Today in checking our privilege, I want to talk about how representation matters.

Reading from scriptures* was off-and-on a near-daily experience in my formative years. (*for us that meant the Book of Mormon, the King James Bible, and some other LDS sacred texts) We read about the old Mormon prophets: Nephi, Mormon, Abinadi – their heroic and daring and unwavering faith. We read about the old testament prophets: Jacob and Abraham and Noah – their (blind) (come on, even as a child the old testament was messed up) obedience and… actually, I never got much out of those stories. And we read the new testament, the gospels mostly, and Jesus was the ultimate self-sacrificing hero there. And in my middle-child, people-pleasing way I tried very hard to be the best Mormon girl I could be, holding these men up as the epitome of devotion to God.

And then I read a version of the first chapter of the Book of Mormon with gender-swapped people and pronouns. I must’ve been at least 20, probably older, and suddenly a floor fell out from under me. I found myself crying, sobbing really. My whole life I had been missing something and I never even had been able to recognize it. I wanted to be able to see me in the stories I had been taught from birth. I wanted to be able to see me in our heroes. I didn’t know I needed it, not consciously, until it was given to me. Continue reading “It’s Monday! and Representation Matters”

With Sage and Cedar

by: Kimberly deLeon

withsageandcedar
Image description: a tree on fire is reflected in a small lake on a brown ground. There is a rock to the right, and an out of focus house in the foreground.

With Sage and Cedar

13 in. x 9 in.

digital photograph

2017

From the artist: With Sage and Cedar explores fire as a purifying cleansing force. It’s peaceful in its power and beautiful in its destruction, because the destruction is an important part of growth and change. The red roof hut here is my home with my husband and children. It’s the sprouting me that has grown out of the purification of the old me(s). Or, more broadly, it’s the embrace of self, of woman, of becoming a truer self.


Kimberly deLeon started Lift Magazine in the spring of 2017 as a personal project to both create and seek out socially responsible art. She is a recovering scientist, a recovering Mormon, and a recovering know it all. Her creative endeavors include baking, photography, and creative writing, but she would rather spend all that time watching British TV. She and her husband live in Fort Worth, Texas with their two children and their Yorkie, BamBam.


© Author/Artist retains all rights to reprint, publish, license and/or sell their Work.

 

 

Lilith’s Final Warning

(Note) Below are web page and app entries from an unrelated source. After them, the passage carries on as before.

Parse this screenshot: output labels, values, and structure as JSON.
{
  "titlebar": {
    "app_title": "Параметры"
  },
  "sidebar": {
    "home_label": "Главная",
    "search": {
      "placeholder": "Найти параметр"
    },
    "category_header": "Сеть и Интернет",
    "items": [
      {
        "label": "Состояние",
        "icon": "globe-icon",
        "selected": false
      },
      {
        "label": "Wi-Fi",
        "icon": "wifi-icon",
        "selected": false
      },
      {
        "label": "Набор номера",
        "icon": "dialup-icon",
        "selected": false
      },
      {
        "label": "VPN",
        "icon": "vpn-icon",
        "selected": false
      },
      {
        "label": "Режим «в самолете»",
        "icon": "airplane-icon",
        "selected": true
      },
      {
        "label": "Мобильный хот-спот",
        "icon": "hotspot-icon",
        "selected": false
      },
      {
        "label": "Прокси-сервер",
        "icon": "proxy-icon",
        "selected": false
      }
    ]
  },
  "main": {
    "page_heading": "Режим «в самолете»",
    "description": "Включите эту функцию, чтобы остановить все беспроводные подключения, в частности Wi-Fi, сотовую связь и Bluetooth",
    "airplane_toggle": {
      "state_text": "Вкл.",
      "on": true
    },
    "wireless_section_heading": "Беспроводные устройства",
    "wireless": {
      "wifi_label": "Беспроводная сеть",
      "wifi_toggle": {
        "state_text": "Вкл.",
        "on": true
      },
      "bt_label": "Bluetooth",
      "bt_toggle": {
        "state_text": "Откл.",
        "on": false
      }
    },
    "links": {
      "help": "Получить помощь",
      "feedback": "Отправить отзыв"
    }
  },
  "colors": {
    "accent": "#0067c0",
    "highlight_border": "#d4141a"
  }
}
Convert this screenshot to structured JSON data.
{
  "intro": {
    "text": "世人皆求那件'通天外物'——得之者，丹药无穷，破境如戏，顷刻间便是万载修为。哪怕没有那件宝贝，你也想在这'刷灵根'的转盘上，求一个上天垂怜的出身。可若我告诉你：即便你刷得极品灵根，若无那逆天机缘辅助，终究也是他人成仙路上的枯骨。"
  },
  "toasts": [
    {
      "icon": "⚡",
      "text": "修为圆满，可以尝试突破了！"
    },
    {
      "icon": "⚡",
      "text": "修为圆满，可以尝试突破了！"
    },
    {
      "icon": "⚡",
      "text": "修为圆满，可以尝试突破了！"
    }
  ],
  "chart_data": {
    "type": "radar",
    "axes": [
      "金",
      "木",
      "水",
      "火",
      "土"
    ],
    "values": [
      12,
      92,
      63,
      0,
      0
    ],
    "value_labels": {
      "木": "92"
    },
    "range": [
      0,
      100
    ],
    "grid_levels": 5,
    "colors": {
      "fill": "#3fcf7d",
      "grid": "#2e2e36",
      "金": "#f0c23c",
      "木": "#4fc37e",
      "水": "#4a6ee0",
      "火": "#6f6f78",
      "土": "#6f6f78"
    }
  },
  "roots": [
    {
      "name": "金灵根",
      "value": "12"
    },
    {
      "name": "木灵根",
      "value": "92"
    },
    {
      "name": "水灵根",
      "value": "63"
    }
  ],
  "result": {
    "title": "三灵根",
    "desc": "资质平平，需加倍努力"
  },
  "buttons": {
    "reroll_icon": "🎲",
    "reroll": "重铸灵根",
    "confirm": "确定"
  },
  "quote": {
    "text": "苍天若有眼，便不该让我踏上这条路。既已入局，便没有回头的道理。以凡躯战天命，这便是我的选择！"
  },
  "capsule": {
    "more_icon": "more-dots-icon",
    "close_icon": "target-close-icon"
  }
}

artist: Kimberly deLeon

Lilithsfinalwarning
Image description: a dark photograph featuring a small red-roofed house on a brown ground surrounded by 4 fires and a rock. A small amount of dark blue sky can be seen.

Lilith’s Final Warning

15 in. x 10 in.

digital photograph

2017

From the artist: Lilith’s Final Warning focuses on fire as a violent, powerful, and somewhat uncontrollable force. It represents Lilith, an apocryphal precursor to Eve who would not be controlled by Adam. The red roof hut in the photo – the target of Lilith’s ire – is inspired by menstrual huts but more broadly, represents all the boxes we put femininity and womanhood into.


Kimberly deLeon started Lift Magazine in the spring of 2017 as a personal project to both create and seek out socially responsible art. She is a recovering scientist, a recovering Mormon, and a recovering know it all. Her creative endeavors include baking, photography, and creative writing, but she would rather spend all that time watching British TV. She and her husband live in Fort Worth, Texas with their two children and their Yorkie, BamBam.


© Author/Artist retains all rights to reprint, publish, license and/or sell their Work.